Restate each record word for word, omitting whatever pictures it holds.

Listed records -
↓↓↓

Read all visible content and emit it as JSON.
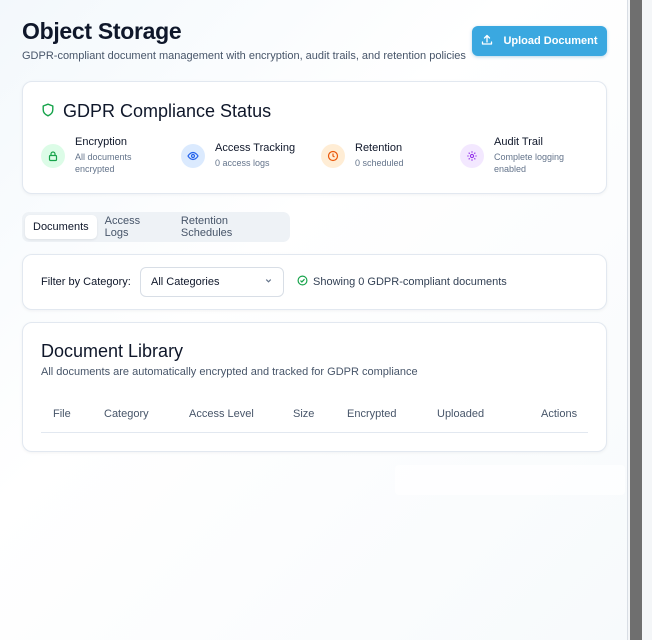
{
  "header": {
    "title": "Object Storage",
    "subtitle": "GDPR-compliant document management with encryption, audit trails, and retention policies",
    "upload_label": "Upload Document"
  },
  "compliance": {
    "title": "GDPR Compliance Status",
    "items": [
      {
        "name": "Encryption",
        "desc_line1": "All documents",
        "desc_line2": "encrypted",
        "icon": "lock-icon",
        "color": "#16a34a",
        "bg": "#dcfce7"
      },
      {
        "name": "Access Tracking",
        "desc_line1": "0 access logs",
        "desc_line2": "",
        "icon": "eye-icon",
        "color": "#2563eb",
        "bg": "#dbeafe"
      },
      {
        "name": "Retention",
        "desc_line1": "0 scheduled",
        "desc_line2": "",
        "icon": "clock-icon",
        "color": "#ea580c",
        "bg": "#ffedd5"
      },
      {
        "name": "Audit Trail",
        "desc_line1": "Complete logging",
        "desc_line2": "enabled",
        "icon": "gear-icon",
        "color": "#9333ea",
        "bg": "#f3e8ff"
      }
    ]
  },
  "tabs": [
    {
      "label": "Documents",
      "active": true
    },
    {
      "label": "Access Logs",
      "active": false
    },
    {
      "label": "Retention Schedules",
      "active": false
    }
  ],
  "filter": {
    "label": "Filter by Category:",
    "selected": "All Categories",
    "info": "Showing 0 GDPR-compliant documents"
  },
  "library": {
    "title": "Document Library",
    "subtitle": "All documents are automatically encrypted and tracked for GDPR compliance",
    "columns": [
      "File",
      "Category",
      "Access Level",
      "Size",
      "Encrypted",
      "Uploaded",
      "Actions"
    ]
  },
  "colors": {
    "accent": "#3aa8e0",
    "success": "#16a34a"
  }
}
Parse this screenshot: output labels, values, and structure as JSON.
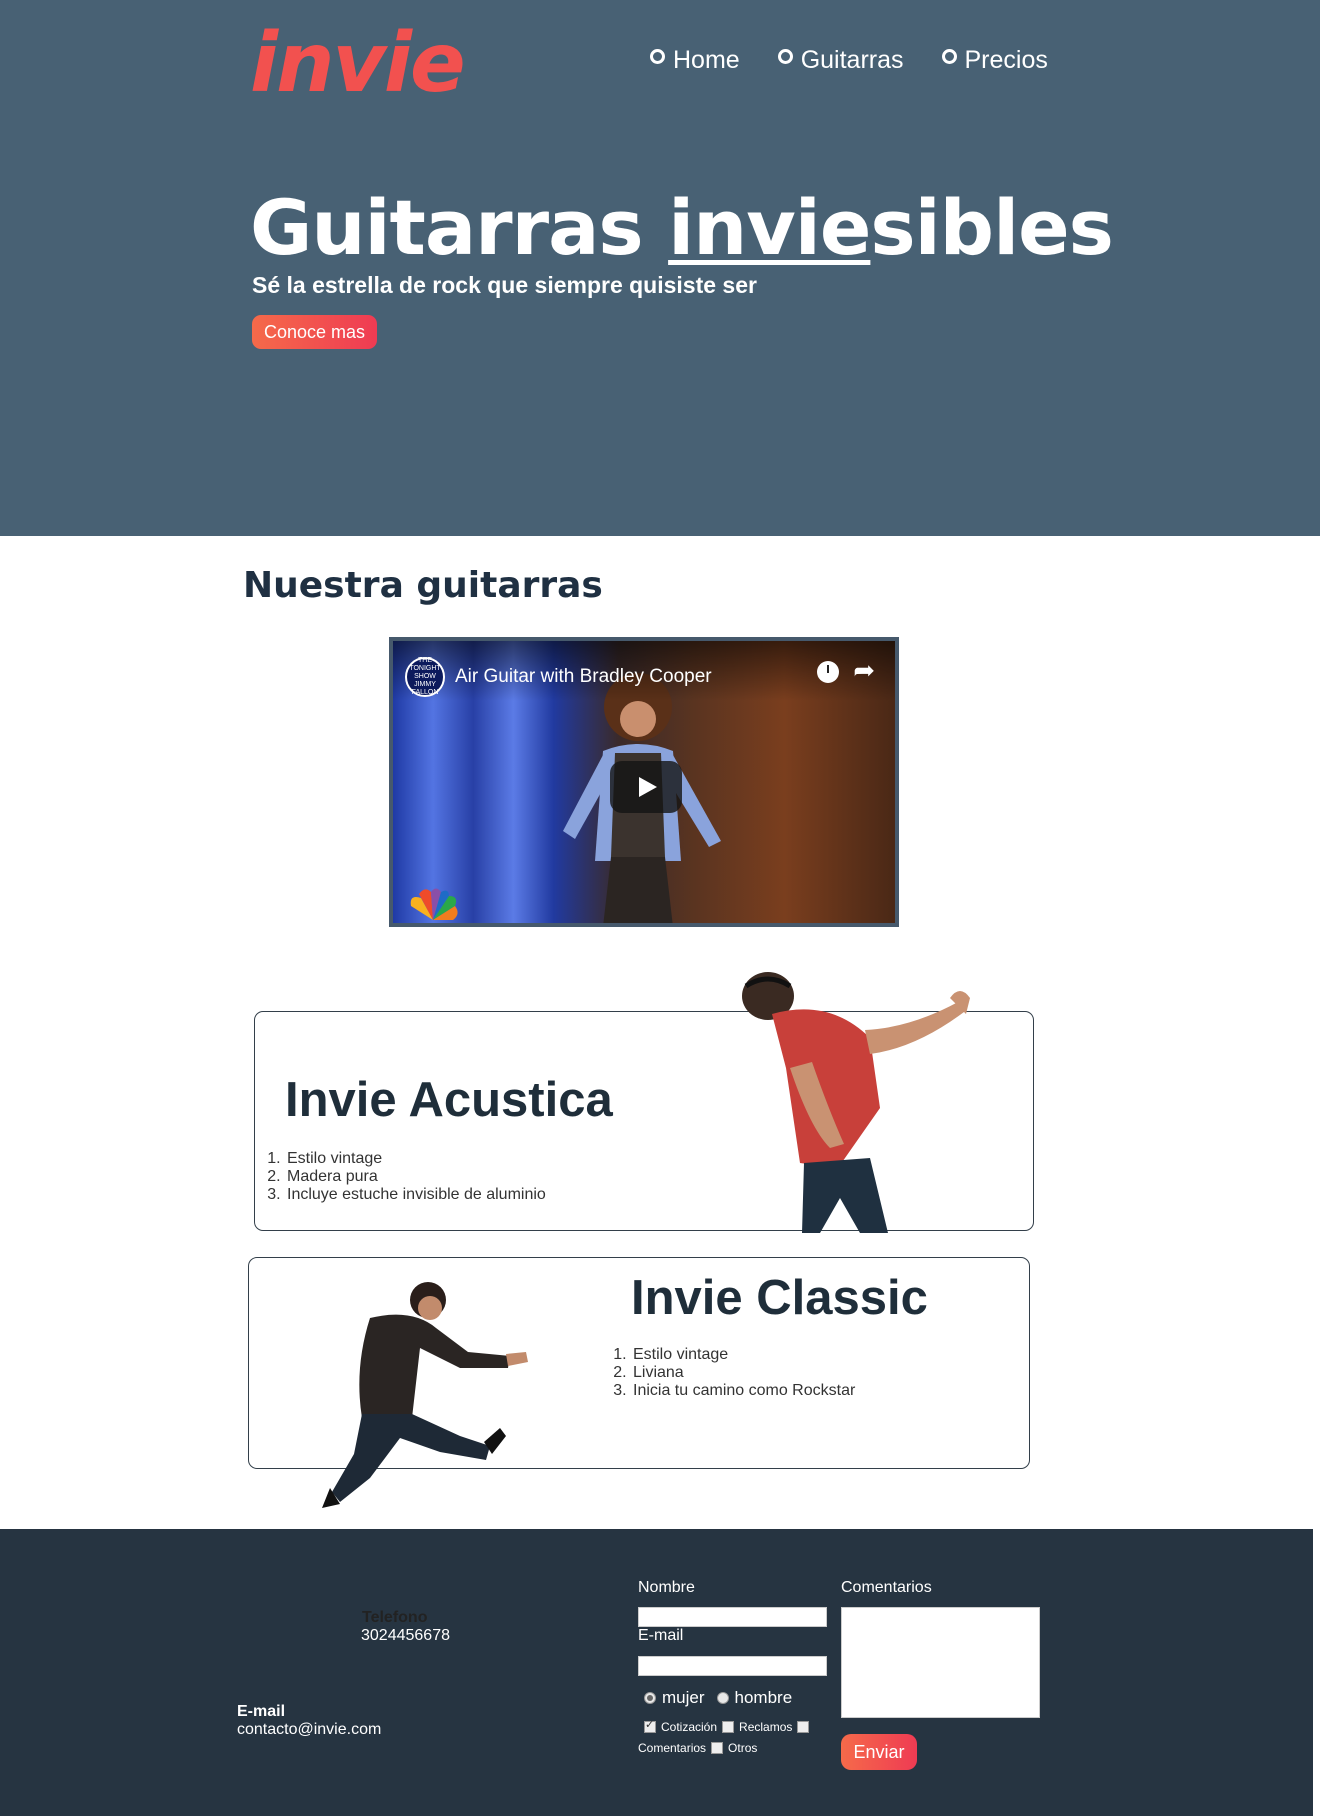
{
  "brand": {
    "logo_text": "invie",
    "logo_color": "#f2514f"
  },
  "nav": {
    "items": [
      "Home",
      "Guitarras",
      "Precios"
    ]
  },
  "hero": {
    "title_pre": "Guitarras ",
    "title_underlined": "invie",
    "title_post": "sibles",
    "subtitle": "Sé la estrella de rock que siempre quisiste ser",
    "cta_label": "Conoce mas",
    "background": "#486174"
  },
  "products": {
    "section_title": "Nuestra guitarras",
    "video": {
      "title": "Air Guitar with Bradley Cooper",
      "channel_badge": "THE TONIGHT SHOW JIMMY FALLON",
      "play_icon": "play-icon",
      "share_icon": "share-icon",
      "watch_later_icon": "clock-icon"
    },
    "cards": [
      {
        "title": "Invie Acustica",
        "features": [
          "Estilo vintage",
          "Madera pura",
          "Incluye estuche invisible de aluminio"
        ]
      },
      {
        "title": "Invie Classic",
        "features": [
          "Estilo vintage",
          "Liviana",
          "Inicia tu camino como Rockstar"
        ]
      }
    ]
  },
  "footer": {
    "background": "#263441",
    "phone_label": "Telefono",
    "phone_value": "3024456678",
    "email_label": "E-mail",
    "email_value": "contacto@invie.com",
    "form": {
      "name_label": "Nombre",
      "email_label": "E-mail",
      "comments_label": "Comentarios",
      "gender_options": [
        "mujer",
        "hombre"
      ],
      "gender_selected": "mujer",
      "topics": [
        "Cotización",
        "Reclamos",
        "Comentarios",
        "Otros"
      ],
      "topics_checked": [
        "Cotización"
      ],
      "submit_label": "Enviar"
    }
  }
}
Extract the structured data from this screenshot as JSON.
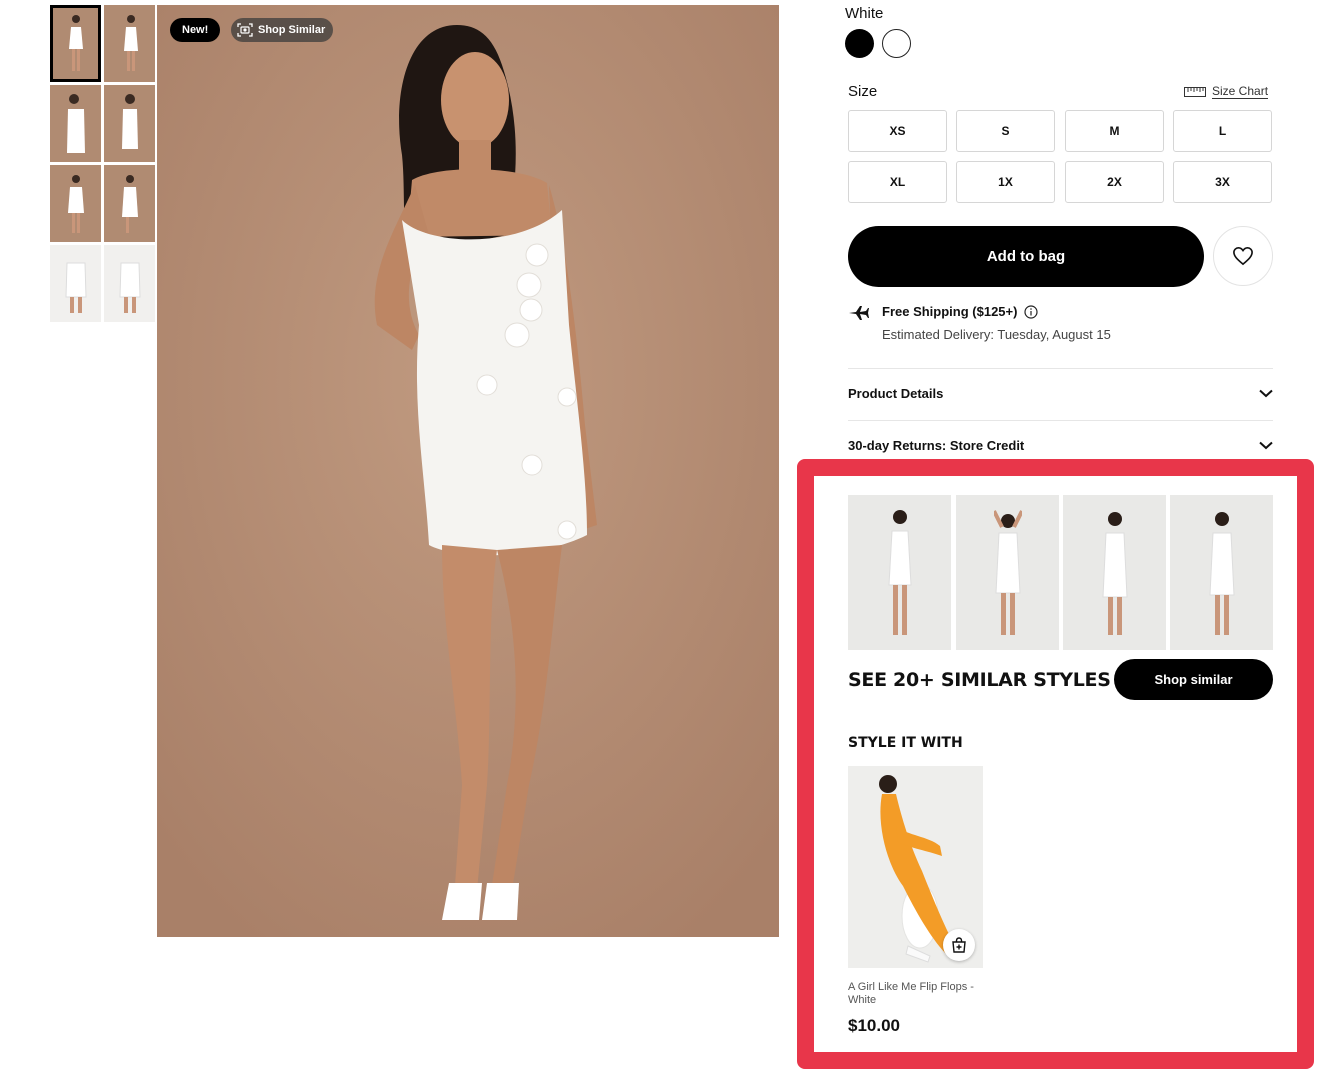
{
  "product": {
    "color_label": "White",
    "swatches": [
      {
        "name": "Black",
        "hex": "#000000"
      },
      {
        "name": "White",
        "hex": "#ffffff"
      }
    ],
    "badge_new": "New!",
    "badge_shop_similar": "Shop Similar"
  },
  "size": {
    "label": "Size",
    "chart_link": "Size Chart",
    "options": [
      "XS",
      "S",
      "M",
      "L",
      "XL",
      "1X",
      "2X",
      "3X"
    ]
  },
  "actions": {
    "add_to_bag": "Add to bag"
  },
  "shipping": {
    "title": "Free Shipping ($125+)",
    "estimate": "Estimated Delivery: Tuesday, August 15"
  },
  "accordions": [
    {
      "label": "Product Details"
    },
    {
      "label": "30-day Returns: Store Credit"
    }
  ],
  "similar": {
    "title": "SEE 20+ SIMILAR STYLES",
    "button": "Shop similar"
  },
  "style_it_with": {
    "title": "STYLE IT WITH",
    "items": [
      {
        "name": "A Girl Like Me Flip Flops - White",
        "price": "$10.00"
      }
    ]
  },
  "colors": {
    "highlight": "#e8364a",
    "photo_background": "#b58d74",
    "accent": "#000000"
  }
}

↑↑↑

Written reply -
Read all visible content and emit it as JSON.
{
  "header": {
    "title": "Object Storage",
    "subtitle": "GDPR-compliant document management with encryption, audit trails, and retention policies",
    "upload_label": "Upload Document"
  },
  "compliance": {
    "title": "GDPR Compliance Status",
    "items": [
      {
        "name": "Encryption",
        "desc_line1": "All documents",
        "desc_line2": "encrypted",
        "icon": "lock-icon",
        "color": "#16a34a",
        "bg": "#dcfce7"
      },
      {
        "name": "Access Tracking",
        "desc_line1": "0 access logs",
        "desc_line2": "",
        "icon": "eye-icon",
        "color": "#2563eb",
        "bg": "#dbeafe"
      },
      {
        "name": "Retention",
        "desc_line1": "0 scheduled",
        "desc_line2": "",
        "icon": "clock-icon",
        "color": "#ea580c",
        "bg": "#ffedd5"
      },
      {
        "name": "Audit Trail",
        "desc_line1": "Complete logging",
        "desc_line2": "enabled",
        "icon": "gear-icon",
        "color": "#9333ea",
        "bg": "#f3e8ff"
      }
    ]
  },
  "tabs": [
    {
      "label": "Documents",
      "active": true
    },
    {
      "label": "Access Logs",
      "active": false
    },
    {
      "label": "Retention Schedules",
      "active": false
    }
  ],
  "filter": {
    "label": "Filter by Category:",
    "selected": "All Categories",
    "info": "Showing 0 GDPR-compliant documents"
  },
  "library": {
    "title": "Document Library",
    "subtitle": "All documents are automatically encrypted and tracked for GDPR compliance",
    "columns": [
      "File",
      "Category",
      "Access Level",
      "Size",
      "Encrypted",
      "Uploaded",
      "Actions"
    ]
  },
  "colors": {
    "accent": "#3aa8e0",
    "success": "#16a34a"
  }
}
Parse this screenshot: output labels, values, and structure as JSON.
{
  "brand": {
    "logo_text": "invie",
    "logo_color": "#f2514f"
  },
  "nav": {
    "items": [
      "Home",
      "Guitarras",
      "Precios"
    ]
  },
  "hero": {
    "title_pre": "Guitarras ",
    "title_underlined": "invie",
    "title_post": "sibles",
    "subtitle": "Sé la estrella de rock que siempre quisiste ser",
    "cta_label": "Conoce mas",
    "background": "#486174"
  },
  "products": {
    "section_title": "Nuestra guitarras",
    "video": {
      "title": "Air Guitar with Bradley Cooper",
      "channel_badge": "THE TONIGHT SHOW JIMMY FALLON",
      "play_icon": "play-icon",
      "share_icon": "share-icon",
      "watch_later_icon": "clock-icon"
    },
    "cards": [
      {
        "title": "Invie Acustica",
        "features": [
          "Estilo vintage",
          "Madera pura",
          "Incluye estuche invisible de aluminio"
        ]
      },
      {
        "title": "Invie Classic",
        "features": [
          "Estilo vintage",
          "Liviana",
          "Inicia tu camino como Rockstar"
        ]
      }
    ]
  },
  "footer": {
    "background": "#263441",
    "phone_label": "Telefono",
    "phone_value": "3024456678",
    "email_label": "E-mail",
    "email_value": "contacto@invie.com",
    "form": {
      "name_label": "Nombre",
      "email_label": "E-mail",
      "comments_label": "Comentarios",
      "gender_options": [
        "mujer",
        "hombre"
      ],
      "gender_selected": "mujer",
      "topics": [
        "Cotización",
        "Reclamos",
        "Comentarios",
        "Otros"
      ],
      "topics_checked": [
        "Cotización"
      ],
      "submit_label": "Enviar"
    }
  }
}
Extract the structured data from this screenshot as JSON.
{
  "product": {
    "color_label": "White",
    "swatches": [
      {
        "name": "Black",
        "hex": "#000000"
      },
      {
        "name": "White",
        "hex": "#ffffff"
      }
    ],
    "badge_new": "New!",
    "badge_shop_similar": "Shop Similar"
  },
  "size": {
    "label": "Size",
    "chart_link": "Size Chart",
    "options": [
      "XS",
      "S",
      "M",
      "L",
      "XL",
      "1X",
      "2X",
      "3X"
    ]
  },
  "actions": {
    "add_to_bag": "Add to bag"
  },
  "shipping": {
    "title": "Free Shipping ($125+)",
    "estimate": "Estimated Delivery: Tuesday, August 15"
  },
  "accordions": [
    {
      "label": "Product Details"
    },
    {
      "label": "30-day Returns: Store Credit"
    }
  ],
  "similar": {
    "title": "SEE 20+ SIMILAR STYLES",
    "button": "Shop similar"
  },
  "style_it_with": {
    "title": "STYLE IT WITH",
    "items": [
      {
        "name": "A Girl Like Me Flip Flops - White",
        "price": "$10.00"
      }
    ]
  },
  "colors": {
    "highlight": "#e8364a",
    "photo_background": "#b58d74",
    "accent": "#000000"
  }
}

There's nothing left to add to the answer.